When I’m not feeling absolutely furious I feel sad that such a beautiful country with so much potential allows itself to be excessively bureaucratic, that it spends millions paying public servants who appear to hate the public and are ignorant of the laws they administer.   

Saturday morning we went again to the comune to ask for our residency registration certificate.  We were there 2 hours, we were told we had to go to the embassy in Rome for an original of our marriage certificate.  I told Mrs Unhelpful we would not do that and asked if we actually needed to be married to be residents, she just smiled.  She said we had to go to our regional capital for a card with our tax codes on it, we’d  already given her copies of our code documents, again we asked why.  Eventually she agreed to issue a document, not the residency certificate we wanted but oddly one that shows we are covered under the terms of the EU UK withdrawal agreement and is the next stage after residency.  We signed some forms, she entered data, we paid 64 Euro she then said we’d have to go back on Monday as her computer had developed a fault and offered to sell us ID cards at 22.50 euros each.  As we left she said she’d done a full weeks work, that explains a lot if  2 hours work equates to one week in Italy.

It was comical chaos in the building, we never got beyond the reception with people coming and going and stood there for 2 hours while 3 members of the Red Cross shipped 100s of panettones from the building into an ambulance.  Apparently every Christmas the comune gives a Christmas gift of panettone, prosseco, chocolates etc to everyone over 65, the mayor was there ready to distribute the treats in the village square.
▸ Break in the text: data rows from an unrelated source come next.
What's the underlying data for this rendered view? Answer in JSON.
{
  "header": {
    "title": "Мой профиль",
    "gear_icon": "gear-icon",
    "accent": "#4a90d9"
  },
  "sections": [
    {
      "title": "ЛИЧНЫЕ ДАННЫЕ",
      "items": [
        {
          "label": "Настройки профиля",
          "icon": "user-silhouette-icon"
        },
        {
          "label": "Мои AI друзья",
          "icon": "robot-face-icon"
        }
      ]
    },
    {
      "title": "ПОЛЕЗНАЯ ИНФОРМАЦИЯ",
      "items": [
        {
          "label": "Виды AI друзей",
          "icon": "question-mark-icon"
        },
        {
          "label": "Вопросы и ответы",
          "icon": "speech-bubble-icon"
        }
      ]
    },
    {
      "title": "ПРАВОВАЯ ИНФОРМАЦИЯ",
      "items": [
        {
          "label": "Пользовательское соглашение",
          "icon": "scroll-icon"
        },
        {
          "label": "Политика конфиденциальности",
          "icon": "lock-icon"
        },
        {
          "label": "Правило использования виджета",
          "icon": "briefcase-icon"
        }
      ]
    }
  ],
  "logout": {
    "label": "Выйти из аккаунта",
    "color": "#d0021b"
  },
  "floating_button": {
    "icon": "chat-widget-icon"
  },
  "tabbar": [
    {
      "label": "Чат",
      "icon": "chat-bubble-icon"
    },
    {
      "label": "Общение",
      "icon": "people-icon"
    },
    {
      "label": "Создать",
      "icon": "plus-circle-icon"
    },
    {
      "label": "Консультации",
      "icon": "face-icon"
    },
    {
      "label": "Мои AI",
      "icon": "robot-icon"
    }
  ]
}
The photo above was the actual stock in the comune building, I downloaded it from the comune website, I wasn’t kidding there were hundreds.

We have to try again at the health service with our new forms if we get them but the office doesn’t open until Wednesday next week.  On Thursday the whole of Italy goes into full lockdown until 6 January apart from a few days here and there,  basically we have to stay at home so Christmas is sadly cancelled for families.  For me it will be a relief not to continue our battle for a while.
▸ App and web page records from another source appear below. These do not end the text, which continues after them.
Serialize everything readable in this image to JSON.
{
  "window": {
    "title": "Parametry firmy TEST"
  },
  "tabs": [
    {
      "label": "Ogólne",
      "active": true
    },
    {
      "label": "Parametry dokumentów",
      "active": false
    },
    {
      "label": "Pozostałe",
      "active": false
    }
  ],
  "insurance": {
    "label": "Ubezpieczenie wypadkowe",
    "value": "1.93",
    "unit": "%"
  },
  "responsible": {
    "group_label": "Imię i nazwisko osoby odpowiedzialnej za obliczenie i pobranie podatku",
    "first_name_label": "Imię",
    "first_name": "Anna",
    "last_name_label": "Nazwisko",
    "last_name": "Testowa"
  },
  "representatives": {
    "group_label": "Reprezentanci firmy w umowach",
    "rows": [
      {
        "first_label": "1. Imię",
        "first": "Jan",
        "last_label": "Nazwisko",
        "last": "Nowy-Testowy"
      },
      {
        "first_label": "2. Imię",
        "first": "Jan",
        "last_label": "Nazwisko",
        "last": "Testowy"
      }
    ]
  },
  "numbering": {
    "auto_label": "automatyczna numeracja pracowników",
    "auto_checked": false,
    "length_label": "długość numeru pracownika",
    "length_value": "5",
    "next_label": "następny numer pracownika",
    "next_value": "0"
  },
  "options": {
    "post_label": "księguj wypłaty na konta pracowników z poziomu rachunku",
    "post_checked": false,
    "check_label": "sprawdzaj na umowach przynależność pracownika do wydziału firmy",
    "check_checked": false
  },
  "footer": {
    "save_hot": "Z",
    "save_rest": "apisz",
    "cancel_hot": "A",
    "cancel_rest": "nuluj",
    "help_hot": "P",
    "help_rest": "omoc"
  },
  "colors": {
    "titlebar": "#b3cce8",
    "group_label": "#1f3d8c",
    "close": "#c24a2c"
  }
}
This morning we were surprised by an Italian friend who was in the village to see his parents while he still can and called by with gifts.  He knew we would have no presents so brought some treats including home made liqueurs and a little wood cross he’d turned himself.  Gianluigi thank you so very much, that is very special and extremely kind, much better than a panetonne  from the mayor.
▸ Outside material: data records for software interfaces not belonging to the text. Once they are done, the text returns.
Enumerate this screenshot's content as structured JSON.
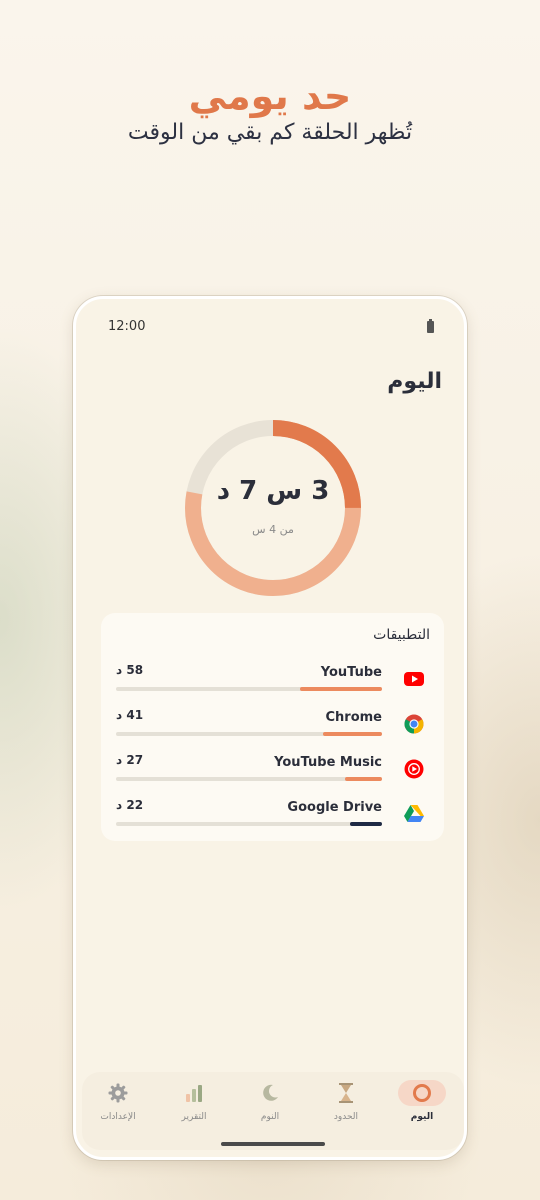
{
  "promo": {
    "headline": "حد يومي",
    "subhead": "تُظهر الحلقة كم بقي من الوقت"
  },
  "status_bar": {
    "time": "12:00"
  },
  "screen": {
    "title": "اليوم",
    "ring": {
      "main_text": "3 س 7 د",
      "sub_text": "من 4 س",
      "used_fraction": 0.78,
      "colors": {
        "track": "#e8e2d6",
        "fill_light": "#f0b08e",
        "fill_dark": "#e27a4c"
      }
    },
    "apps_title": "التطبيقات",
    "apps": [
      {
        "name": "YouTube",
        "time": "58 د",
        "icon": "youtube-icon",
        "usage_fraction": 0.31,
        "color": "#ec8a5e"
      },
      {
        "name": "Chrome",
        "time": "41 د",
        "icon": "chrome-icon",
        "usage_fraction": 0.22,
        "color": "#ec8a5e"
      },
      {
        "name": "YouTube Music",
        "time": "27 د",
        "icon": "youtube-music-icon",
        "usage_fraction": 0.14,
        "color": "#ec8a5e"
      },
      {
        "name": "Google Drive",
        "time": "22 د",
        "icon": "google-drive-icon",
        "usage_fraction": 0.12,
        "color": "#1f2a44"
      }
    ]
  },
  "nav": [
    {
      "label": "اليوم",
      "icon": "ring-icon",
      "active": true
    },
    {
      "label": "الحدود",
      "icon": "hourglass-icon",
      "active": false
    },
    {
      "label": "النوم",
      "icon": "moon-icon",
      "active": false
    },
    {
      "label": "التقرير",
      "icon": "bar-chart-icon",
      "active": false
    },
    {
      "label": "الإعدادات",
      "icon": "gear-icon",
      "active": false
    }
  ]
}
And cakes


  1. I admire you for sticking with the struggle. In France the bureaucracy is bad but not quite that bad I think. We have encountered officials who are either gushingly helpful or completely aloof and dismissive, in equal measure. It took three years to get the relevant authorities to send bills to our new address when we moved, even thought we stood over the person deemed to deal with such things while he entered the correct information into his computer. Red bills and threatening letters were forwarded by the new occupants of our old address.
    It's a cultural thing.

  2. It all sounds like a total nightmare, so incredibly frustrating. I hope that things get resolved eventually. Enjoy those lovely cakes and have a lovely Christmas. xxx

  3. Oh dear, it must feel so overwhelming to be stymied at so many points, by this strange to me bureaucracy. I thought the US had some strange bureaucratic goings-on. Oye. I send much peace to you and your Husband, from Illinois in the States. I am a follower of yours (found you via Weaver of Grass) but a rare commenter.

  4. I'm wondering whether next time you should take an Italian friend with you who speaks fluently and may make a difference? Just a thought. Enjoy your Xmas, at least the cats will be happy to have you there.

  5. Having lived in Italy 11 years (worked on an American Army Base) I totally get your struggles. One lady in personel office was Italian which makes sense, but she was kind of a b***h. She had her own office and fiefdom, until she sent several wives to an office in Pisa (with no translation help) to get paperwork which she should have done. She was moved out of her office into the 'general' office area 'so we can help you with translation if you need it'. No one cried for her.